7. A control, in accordance with claim 6 in which the cylindrical wall of the heat sink housing has an opening therethrough of a size which permits the shutter to pass through said opening.

Patent Citations
Cited PatentFiling datePublication dateApplicantTitle
US3275831 *May 16, 1963Sep 27, 1966Industrial Nucleonics CorpRadiation beam shutter collimator
Referenced by
Citing PatentFiling datePublication dateApplicantTitle
US3902142 *Jan 2, 1974Aug 26, 1975EuratomLaser beam control apparatus
US3942878 *Aug 5, 1974Mar 9, 1976Caterpillar Tractor Co.Apparatus for modulating a high energy beam
US4087766 *Jul 9, 1976May 2, 1978Lexel CorporationLaser having beam terminating mechanism
US4103261 *Jun 25, 1976Jul 25, 1978Duncan Electric Company, Inc.Laser beam shutter and beam indicator
US4396286 *May 2, 1980Aug 2, 1983Ppm, IncorporatedElectro-optical system and method and apparatus for providing automatically-compensating, traceable calibration and zeroing for light scattering devices
US4398801 *May 14, 1981Aug 16, 1983Mcwilliams Roy ADetonator-activated ball shutter
US4626090 *Apr 16, 1984Dec 2, 1986Institut National De La Sante Et De La Recherche Medicale (Inserm)Cupola-type ophthalmological apparatus the visual field and the electrophysiological examination of the human eye
US4799767 *Apr 5, 1988Jan 24, 1989Nm Laser Products, Inc.High speed shutter for a laser beam
US5116329 *Aug 16, 1990May 26, 1992Pfizer Hospital Products Groups, Inc.Medical laser interconnect system
US8585956Oct 25, 2010Nov 19, 2013Therma-Tru, Inc.Systems and methods for laser marking work pieces
WO1990013208A1 *Mar 29, 1990Nov 1, 1990Helmut DoernerDevice for selectively influencing the colour and direction of a white-light laser beam
Classifications
U.S. Classification359/226.1, 359/236, 359/230

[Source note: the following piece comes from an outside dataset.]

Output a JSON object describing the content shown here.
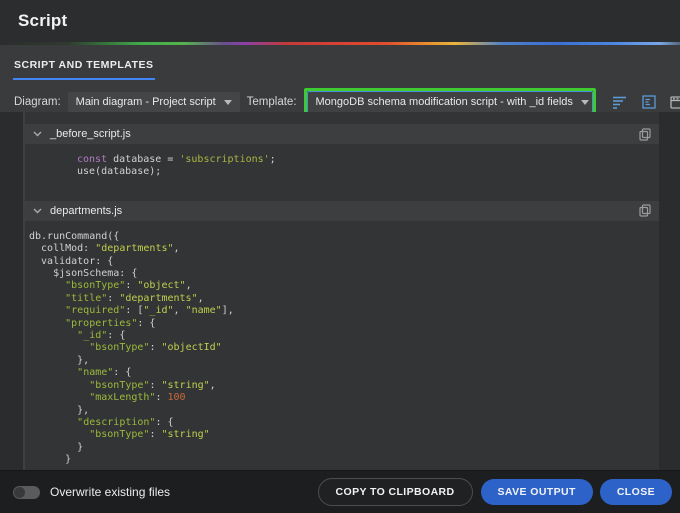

International ClassificationG02B26/02, B23K26/00, B23K26/42, H01S3/11
Cooperative ClassificationB23K26/422, G02B26/02
European ClassificationG02B26/02, B23K26/42D